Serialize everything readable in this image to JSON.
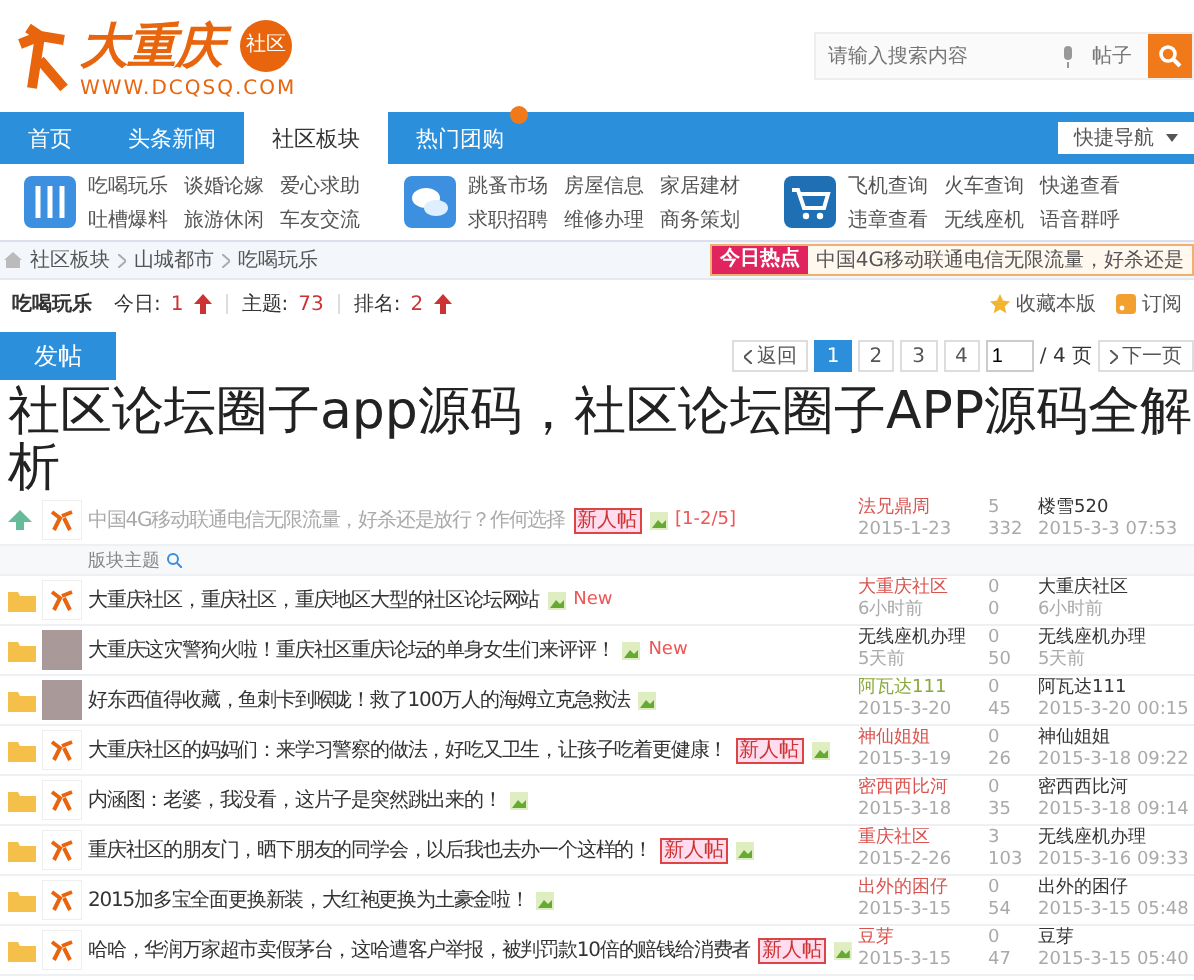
{
  "header": {
    "logo_text": "大重庆",
    "logo_badge": "社区",
    "logo_url": "WWW.DCQSQ.COM",
    "search": {
      "placeholder": "请输入搜索内容",
      "scope": "帖子"
    }
  },
  "nav": {
    "tabs": [
      {
        "label": "首页",
        "selected": false
      },
      {
        "label": "头条新闻",
        "selected": false
      },
      {
        "label": "社区板块",
        "selected": true
      },
      {
        "label": "热门团购",
        "selected": false
      }
    ],
    "quick_nav": "快捷导航"
  },
  "categories": [
    {
      "kind": "food",
      "links": [
        "吃喝玩乐",
        "谈婚论嫁",
        "爱心求助",
        "吐槽爆料",
        "旅游休闲",
        "车友交流"
      ]
    },
    {
      "kind": "chat",
      "links": [
        "跳蚤市场",
        "房屋信息",
        "家居建材",
        "求职招聘",
        "维修办理",
        "商务策划"
      ]
    },
    {
      "kind": "cart",
      "links": [
        "飞机查询",
        "火车查询",
        "快递查看",
        "违章查看",
        "无线座机",
        "语音群呼"
      ]
    }
  ],
  "breadcrumb": [
    "社区板块",
    "山城都市",
    "吃喝玩乐"
  ],
  "hot": {
    "label": "今日热点",
    "headline": "中国4G移动联通电信无限流量，好杀还是"
  },
  "forum": {
    "name": "吃喝玩乐",
    "today_label": "今日:",
    "today": "1",
    "topics_label": "主题:",
    "topics": "73",
    "rank_label": "排名:",
    "rank": "2",
    "favorite": "收藏本版",
    "subscribe": "订阅"
  },
  "toolbar": {
    "post": "发帖",
    "back": "返回",
    "pages": [
      {
        "label": "1",
        "selected": true
      },
      {
        "label": "2",
        "selected": false
      },
      {
        "label": "3",
        "selected": false
      },
      {
        "label": "4",
        "selected": false
      }
    ],
    "page_input": "1",
    "page_total": "/ 4 页",
    "next": "下一页"
  },
  "overlay_caption": "社区论坛圈子app源码，社区论坛圈子APP源码全解析",
  "sticky": {
    "title": "中国4G移动联通电信无限流量，好杀还是放行？作何选择",
    "tag": "新人帖",
    "pages": "[1-2/5]",
    "author": "法兄鼎周",
    "date": "2015-1-23",
    "replies": "5",
    "views": "332",
    "last_user": "楼雪520",
    "last_time": "2015-3-3 07:53"
  },
  "section_label": "版块主题",
  "threads": [
    {
      "kind": "logo",
      "title": "大重庆社区，重庆社区，重庆地区大型的社区论坛网站",
      "badge": "New",
      "author": "大重庆社区",
      "color": "#d9534f",
      "date": "6小时前",
      "replies": "0",
      "views": "0",
      "last_user": "大重庆社区",
      "last_time": "6小时前"
    },
    {
      "kind": "photo",
      "title": "大重庆这灾警狗火啦！重庆社区重庆论坛的单身女生们来评评！",
      "badge": "New",
      "author": "无线座机办理",
      "color": "#333333",
      "date": "5天前",
      "replies": "0",
      "views": "50",
      "last_user": "无线座机办理",
      "last_time": "5天前"
    },
    {
      "kind": "photo",
      "title": "好东西值得收藏，鱼刺卡到喉咙！救了100万人的海姆立克急救法",
      "author": "阿瓦达111",
      "color": "#8aa83a",
      "date": "2015-3-20",
      "replies": "0",
      "views": "45",
      "last_user": "阿瓦达111",
      "last_time": "2015-3-20 00:15"
    },
    {
      "kind": "logo",
      "title": "大重庆社区的妈妈们：来学习警察的做法，好吃又卫生，让孩子吃着更健康！",
      "tag": "新人帖",
      "author": "神仙姐姐",
      "color": "#d9534f",
      "date": "2015-3-19",
      "replies": "0",
      "views": "26",
      "last_user": "神仙姐姐",
      "last_time": "2015-3-18 09:22"
    },
    {
      "kind": "logo",
      "title": "内涵图：老婆，我没看，这片子是突然跳出来的！",
      "author": "密西西比河",
      "color": "#d9534f",
      "date": "2015-3-18",
      "replies": "0",
      "views": "35",
      "last_user": "密西西比河",
      "last_time": "2015-3-18 09:14"
    },
    {
      "kind": "logo",
      "title": "重庆社区的朋友门，晒下朋友的同学会，以后我也去办一个这样的！",
      "tag": "新人帖",
      "author": "重庆社区",
      "color": "#d9534f",
      "date": "2015-2-26",
      "replies": "3",
      "views": "103",
      "last_user": "无线座机办理",
      "last_time": "2015-3-16 09:33"
    },
    {
      "kind": "logo",
      "title": "2015加多宝全面更换新装，大红袍更换为土豪金啦！",
      "author": "出外的困仔",
      "color": "#d9534f",
      "date": "2015-3-15",
      "replies": "0",
      "views": "54",
      "last_user": "出外的困仔",
      "last_time": "2015-3-15 05:48"
    },
    {
      "kind": "logo",
      "title": "哈哈，华润万家超市卖假茅台，这哈遭客户举报，被判罚款10倍的赔钱给消费者",
      "tag": "新人帖",
      "author": "豆芽",
      "color": "#d9534f",
      "date": "2015-3-15",
      "replies": "0",
      "views": "47",
      "last_user": "豆芽",
      "last_time": "2015-3-15 05:40"
    }
  ]
}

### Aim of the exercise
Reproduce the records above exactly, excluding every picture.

### Result of the task
Serialize everything readable in this image to JSON.
{
  "header": {
    "logo_text": "大重庆",
    "logo_badge": "社区",
    "logo_url": "WWW.DCQSQ.COM",
    "search": {
      "placeholder": "请输入搜索内容",
      "scope": "帖子"
    }
  },
  "nav": {
    "tabs": [
      {
        "label": "首页",
        "selected": false
      },
      {
        "label": "头条新闻",
        "selected": false
      },
      {
        "label": "社区板块",
        "selected": true
      },
      {
        "label": "热门团购",
        "selected": false
      }
    ],
    "quick_nav": "快捷导航"
  },
  "categories": [
    {
      "kind": "food",
      "links": [
        "吃喝玩乐",
        "谈婚论嫁",
        "爱心求助",
        "吐槽爆料",
        "旅游休闲",
        "车友交流"
      ]
    },
    {
      "kind": "chat",
      "links": [
        "跳蚤市场",
        "房屋信息",
        "家居建材",
        "求职招聘",
        "维修办理",
        "商务策划"
      ]
    },
    {
      "kind": "cart",
      "links": [
        "飞机查询",
        "火车查询",
        "快递查看",
        "违章查看",
        "无线座机",
        "语音群呼"
      ]
    }
  ],
  "breadcrumb": [
    "社区板块",
    "山城都市",
    "吃喝玩乐"
  ],
  "hot": {
    "label": "今日热点",
    "headline": "中国4G移动联通电信无限流量，好杀还是"
  },
  "forum": {
    "name": "吃喝玩乐",
    "today_label": "今日:",
    "today": "1",
    "topics_label": "主题:",
    "topics": "73",
    "rank_label": "排名:",
    "rank": "2",
    "favorite": "收藏本版",
    "subscribe": "订阅"
  },
  "toolbar": {
    "post": "发帖",
    "back": "返回",
    "pages": [
      {
        "label": "1",
        "selected": true
      },
      {
        "label": "2",
        "selected": false
      },
      {
        "label": "3",
        "selected": false
      },
      {
        "label": "4",
        "selected": false
      }
    ],
    "page_input": "1",
    "page_total": "/ 4 页",
    "next": "下一页"
  },
  "overlay_caption": "社区论坛圈子app源码，社区论坛圈子APP源码全解析",
  "sticky": {
    "title": "中国4G移动联通电信无限流量，好杀还是放行？作何选择",
    "tag": "新人帖",
    "pages": "[1-2/5]",
    "author": "法兄鼎周",
    "date": "2015-1-23",
    "replies": "5",
    "views": "332",
    "last_user": "楼雪520",
    "last_time": "2015-3-3 07:53"
  },
  "section_label": "版块主题",
  "threads": [
    {
      "kind": "logo",
      "title": "大重庆社区，重庆社区，重庆地区大型的社区论坛网站",
      "badge": "New",
      "author": "大重庆社区",
      "color": "#d9534f",
      "date": "6小时前",
      "replies": "0",
      "views": "0",
      "last_user": "大重庆社区",
      "last_time": "6小时前"
    },
    {
      "kind": "photo",
      "title": "大重庆这灾警狗火啦！重庆社区重庆论坛的单身女生们来评评！",
      "badge": "New",
      "author": "无线座机办理",
      "color": "#333333",
      "date": "5天前",
      "replies": "0",
      "views": "50",
      "last_user": "无线座机办理",
      "last_time": "5天前"
    },
    {
      "kind": "photo",
      "title": "好东西值得收藏，鱼刺卡到喉咙！救了100万人的海姆立克急救法",
      "author": "阿瓦达111",
      "color": "#8aa83a",
      "date": "2015-3-20",
      "replies": "0",
      "views": "45",
      "last_user": "阿瓦达111",
      "last_time": "2015-3-20 00:15"
    },
    {
      "kind": "logo",
      "title": "大重庆社区的妈妈们：来学习警察的做法，好吃又卫生，让孩子吃着更健康！",
      "tag": "新人帖",
      "author": "神仙姐姐",
      "color": "#d9534f",
      "date": "2015-3-19",
      "replies": "0",
      "views": "26",
      "last_user": "神仙姐姐",
      "last_time": "2015-3-18 09:22"
    },
    {
      "kind": "logo",
      "title": "内涵图：老婆，我没看，这片子是突然跳出来的！",
      "author": "密西西比河",
      "color": "#d9534f",
      "date": "2015-3-18",
      "replies": "0",
      "views": "35",
      "last_user": "密西西比河",
      "last_time": "2015-3-18 09:14"
    },
    {
      "kind": "logo",
      "title": "重庆社区的朋友门，晒下朋友的同学会，以后我也去办一个这样的！",
      "tag": "新人帖",
      "author": "重庆社区",
      "color": "#d9534f",
      "date": "2015-2-26",
      "replies": "3",
      "views": "103",
      "last_user": "无线座机办理",
      "last_time": "2015-3-16 09:33"
    },
    {
      "kind": "logo",
      "title": "2015加多宝全面更换新装，大红袍更换为土豪金啦！",
      "author": "出外的困仔",
      "color": "#d9534f",
      "date": "2015-3-15",
      "replies": "0",
      "views": "54",
      "last_user": "出外的困仔",
      "last_time": "2015-3-15 05:48"
    },
    {
      "kind": "logo",
      "title": "哈哈，华润万家超市卖假茅台，这哈遭客户举报，被判罚款10倍的赔钱给消费者",
      "tag": "新人帖",
      "author": "豆芽",
      "color": "#d9534f",
      "date": "2015-3-15",
      "replies": "0",
      "views": "47",
      "last_user": "豆芽",
      "last_time": "2015-3-15 05:40"
    }
  ]
}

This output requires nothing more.